Lasting Power of Attorney
If you are able to make decisions for yourself but think that you might not be able to in the future, you could consider making a Lasting Power of Attorney.
Contact the Office of the Public Guardian for help with filling out forms.
Court of Protection
If you have already lost the capacity to make decisions you can't grant power of attorney to another person.
In this case, the Court of Protection could make a decision on financial or welfare matters on your behalf.
A deputy is usually a friend or relative of the person who lacks capacity, but could also be a professional. Becoming a deputy is a serious undertaking - you will be responsible for decisions about welfare, healthcare and financial matters as authorised by the Court. You will need to make decisions in the best interests of the person lacking capacity.
If many decisions need to be made for a period of time, the Court of Protection can be appointed as a deputy to give them the power to make decisions on a person's behalf.
This can be a long and expensive process so it's important to act early and set up a Lasting Power of Attorney while you still have the capacity to do so.
You can apply to become an appointee in order to manage another person's benefits. This means you can make and maintain benefit claims, receive the money and spend it in the claimant's best interests.

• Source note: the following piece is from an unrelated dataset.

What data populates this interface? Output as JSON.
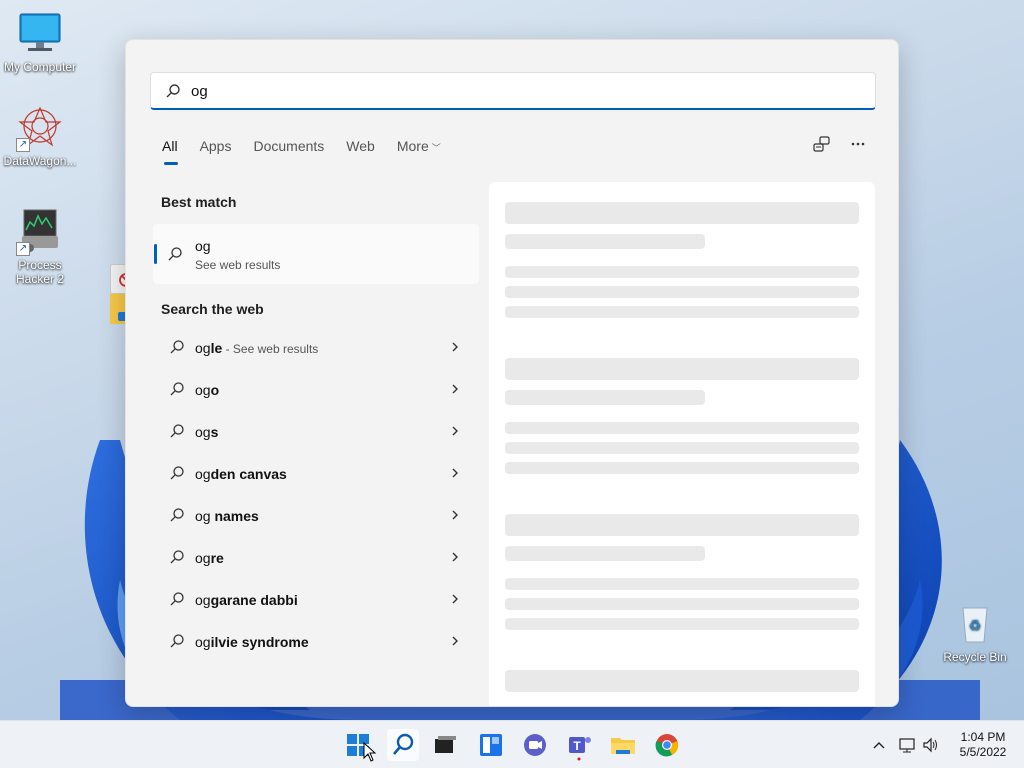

Appointees can be:
- a friend or relative
- an organisation or representative of an organisation, for example, a solicitor or local authority
There can only be one appointee for each claimant.